Taste and smell losses in HIV infected patients.

Journal Article (Clinical Trial;Journal Article)

Human immunodeficiency virus (HIV-1) associated wasting is an increasingly common clinical manifestation of AIDS. The pathogenesis of wasting is multifactorial and includes reduced caloric intake as a major contributing mechanism. The perceptions of taste and smell play an important role in stimulating caloric intake and in optimizing nutrient absorption through cephalic phase reflexes. The purpose of this study was to evaluate the degree of losses in taste and smell function that occur in subjects infected with HIV. Taste and smell function was evaluated in 40 HIV infected individuals and 40 healthy control subjects matched for age, sex, race, smoking behavior, and number of years of education. Chemosensory tests administered to subjects included taste and smell detection thresholds, taste and smell memory tests, taste and smell discrimination tests, and taste and smell identification tasks. Significant differences were observed between experimental and control subjects in glutamic acid taste detection threshold (p < 0.001), quinine hydrochloride taste detection threshold (p < 0.001), menthol smell detection threshold (p < 0.001) and in the taste identification task (p = 0.006). Overall the results suggest abnormalities in the peripheral and central nervous systems, and subjective distortion of taste and smell. A significant correlation was not established between CDC classification of HIV infection and taste and smell function, although trends were observed suggesting worsening function with progression of HIV disease.

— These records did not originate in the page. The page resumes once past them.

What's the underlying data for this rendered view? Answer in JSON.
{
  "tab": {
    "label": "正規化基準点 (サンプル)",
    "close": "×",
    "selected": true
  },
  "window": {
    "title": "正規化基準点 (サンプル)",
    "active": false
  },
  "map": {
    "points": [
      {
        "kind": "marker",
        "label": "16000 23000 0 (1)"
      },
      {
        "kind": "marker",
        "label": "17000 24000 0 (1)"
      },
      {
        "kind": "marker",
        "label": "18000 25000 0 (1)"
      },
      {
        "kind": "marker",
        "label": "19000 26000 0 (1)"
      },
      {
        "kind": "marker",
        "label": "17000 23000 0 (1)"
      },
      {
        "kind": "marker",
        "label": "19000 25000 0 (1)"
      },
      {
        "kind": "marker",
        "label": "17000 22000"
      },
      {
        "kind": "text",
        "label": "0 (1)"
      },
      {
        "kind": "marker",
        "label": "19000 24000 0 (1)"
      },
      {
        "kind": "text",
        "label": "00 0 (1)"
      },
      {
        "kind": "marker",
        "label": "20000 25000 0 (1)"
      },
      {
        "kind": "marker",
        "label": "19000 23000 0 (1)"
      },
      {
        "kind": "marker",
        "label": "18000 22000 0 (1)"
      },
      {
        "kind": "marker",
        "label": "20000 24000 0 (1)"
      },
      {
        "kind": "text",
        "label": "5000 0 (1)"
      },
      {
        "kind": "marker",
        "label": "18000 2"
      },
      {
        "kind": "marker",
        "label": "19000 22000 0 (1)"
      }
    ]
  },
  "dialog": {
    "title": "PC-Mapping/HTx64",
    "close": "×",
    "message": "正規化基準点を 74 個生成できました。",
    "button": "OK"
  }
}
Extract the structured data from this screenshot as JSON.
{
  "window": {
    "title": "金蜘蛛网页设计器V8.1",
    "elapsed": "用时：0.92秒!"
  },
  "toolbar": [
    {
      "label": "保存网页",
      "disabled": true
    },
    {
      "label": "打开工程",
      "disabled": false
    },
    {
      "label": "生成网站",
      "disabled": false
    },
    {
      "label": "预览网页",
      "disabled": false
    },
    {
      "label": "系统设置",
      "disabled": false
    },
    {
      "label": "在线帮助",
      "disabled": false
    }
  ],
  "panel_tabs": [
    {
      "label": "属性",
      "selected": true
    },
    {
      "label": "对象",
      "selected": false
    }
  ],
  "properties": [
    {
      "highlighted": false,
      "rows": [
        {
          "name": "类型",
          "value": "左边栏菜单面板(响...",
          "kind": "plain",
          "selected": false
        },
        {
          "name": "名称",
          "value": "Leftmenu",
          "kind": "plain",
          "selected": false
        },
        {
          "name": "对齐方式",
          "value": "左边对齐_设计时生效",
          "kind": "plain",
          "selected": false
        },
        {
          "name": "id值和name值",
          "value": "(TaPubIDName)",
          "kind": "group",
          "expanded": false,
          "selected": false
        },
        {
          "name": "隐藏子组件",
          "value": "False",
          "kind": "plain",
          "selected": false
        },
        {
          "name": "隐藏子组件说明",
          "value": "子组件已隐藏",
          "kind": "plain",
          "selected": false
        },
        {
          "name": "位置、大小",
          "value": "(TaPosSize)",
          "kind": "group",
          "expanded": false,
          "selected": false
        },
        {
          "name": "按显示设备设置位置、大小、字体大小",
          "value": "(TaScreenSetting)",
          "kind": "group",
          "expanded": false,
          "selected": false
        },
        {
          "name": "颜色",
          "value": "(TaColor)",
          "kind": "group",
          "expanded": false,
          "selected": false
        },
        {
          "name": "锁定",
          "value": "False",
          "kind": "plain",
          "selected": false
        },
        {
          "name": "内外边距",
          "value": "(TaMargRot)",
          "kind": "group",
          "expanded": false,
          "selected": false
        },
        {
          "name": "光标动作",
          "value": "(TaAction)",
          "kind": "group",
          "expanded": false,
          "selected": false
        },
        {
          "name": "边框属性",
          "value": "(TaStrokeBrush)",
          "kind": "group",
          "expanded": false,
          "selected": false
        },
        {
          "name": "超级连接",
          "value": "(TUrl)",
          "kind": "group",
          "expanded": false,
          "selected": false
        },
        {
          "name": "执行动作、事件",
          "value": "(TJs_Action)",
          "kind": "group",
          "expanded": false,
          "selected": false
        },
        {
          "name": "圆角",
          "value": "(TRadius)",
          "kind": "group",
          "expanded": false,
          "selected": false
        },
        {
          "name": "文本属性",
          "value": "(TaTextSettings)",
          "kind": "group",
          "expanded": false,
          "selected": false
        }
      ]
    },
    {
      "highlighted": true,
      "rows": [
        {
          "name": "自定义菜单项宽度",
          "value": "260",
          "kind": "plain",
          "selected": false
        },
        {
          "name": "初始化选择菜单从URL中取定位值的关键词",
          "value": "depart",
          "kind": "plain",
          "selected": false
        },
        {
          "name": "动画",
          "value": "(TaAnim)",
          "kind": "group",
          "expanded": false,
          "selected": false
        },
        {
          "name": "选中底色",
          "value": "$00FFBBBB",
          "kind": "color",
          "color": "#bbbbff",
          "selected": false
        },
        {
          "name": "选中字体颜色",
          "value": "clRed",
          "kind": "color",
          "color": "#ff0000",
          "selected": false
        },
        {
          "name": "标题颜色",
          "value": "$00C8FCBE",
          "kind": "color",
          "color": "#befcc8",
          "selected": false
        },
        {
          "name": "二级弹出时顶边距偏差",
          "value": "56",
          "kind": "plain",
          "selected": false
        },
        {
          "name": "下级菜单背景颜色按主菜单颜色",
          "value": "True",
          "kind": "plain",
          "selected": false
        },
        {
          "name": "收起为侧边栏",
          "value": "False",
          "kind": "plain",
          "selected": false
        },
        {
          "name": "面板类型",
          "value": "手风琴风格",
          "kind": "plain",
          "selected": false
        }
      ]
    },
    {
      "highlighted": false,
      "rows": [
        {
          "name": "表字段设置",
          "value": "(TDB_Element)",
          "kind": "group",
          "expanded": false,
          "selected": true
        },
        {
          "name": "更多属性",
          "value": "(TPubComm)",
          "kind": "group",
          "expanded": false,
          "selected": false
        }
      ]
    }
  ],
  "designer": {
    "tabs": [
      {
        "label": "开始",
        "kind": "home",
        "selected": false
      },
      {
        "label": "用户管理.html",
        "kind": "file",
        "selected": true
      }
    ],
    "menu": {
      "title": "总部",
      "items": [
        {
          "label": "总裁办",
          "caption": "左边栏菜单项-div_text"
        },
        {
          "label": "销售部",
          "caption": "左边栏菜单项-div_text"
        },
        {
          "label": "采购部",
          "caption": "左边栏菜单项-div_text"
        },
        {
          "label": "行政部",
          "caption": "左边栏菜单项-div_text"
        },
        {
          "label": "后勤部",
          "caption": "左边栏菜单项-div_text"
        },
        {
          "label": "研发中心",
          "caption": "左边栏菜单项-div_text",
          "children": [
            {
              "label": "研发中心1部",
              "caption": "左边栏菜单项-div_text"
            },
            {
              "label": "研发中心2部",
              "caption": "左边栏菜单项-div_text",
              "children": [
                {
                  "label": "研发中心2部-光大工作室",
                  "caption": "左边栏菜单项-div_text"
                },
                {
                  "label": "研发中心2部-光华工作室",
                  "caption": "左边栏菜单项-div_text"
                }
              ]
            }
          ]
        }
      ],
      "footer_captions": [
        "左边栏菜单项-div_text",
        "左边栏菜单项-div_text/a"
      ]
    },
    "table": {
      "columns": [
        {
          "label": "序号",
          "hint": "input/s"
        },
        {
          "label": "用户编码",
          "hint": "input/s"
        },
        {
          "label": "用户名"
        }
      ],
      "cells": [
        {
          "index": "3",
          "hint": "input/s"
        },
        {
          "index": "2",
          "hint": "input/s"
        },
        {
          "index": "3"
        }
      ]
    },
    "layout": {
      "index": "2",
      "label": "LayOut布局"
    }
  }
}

These results document significant taste and smell losses in HIV infected subjects which may be of clinical significance in the development or progression of HIV associated wasting.

Full Text

Duke Authors

Cited Authors

  • Graham, CS; Graham, BG; Bartlett, JA; Heald, AE; Schiffman, SS

Published Date

  • August 1995

Published In

Volume / Issue

  • 58 / 2

Start / End Page

  • 287 - 293

PubMed ID

  • 7568432

International Standard Serial Number (ISSN)

  • 0031-9384

Digital Object Identifier (DOI)

  • 10.1016/0031-9384(95)00049-o


  • eng

Conference Location

  • United States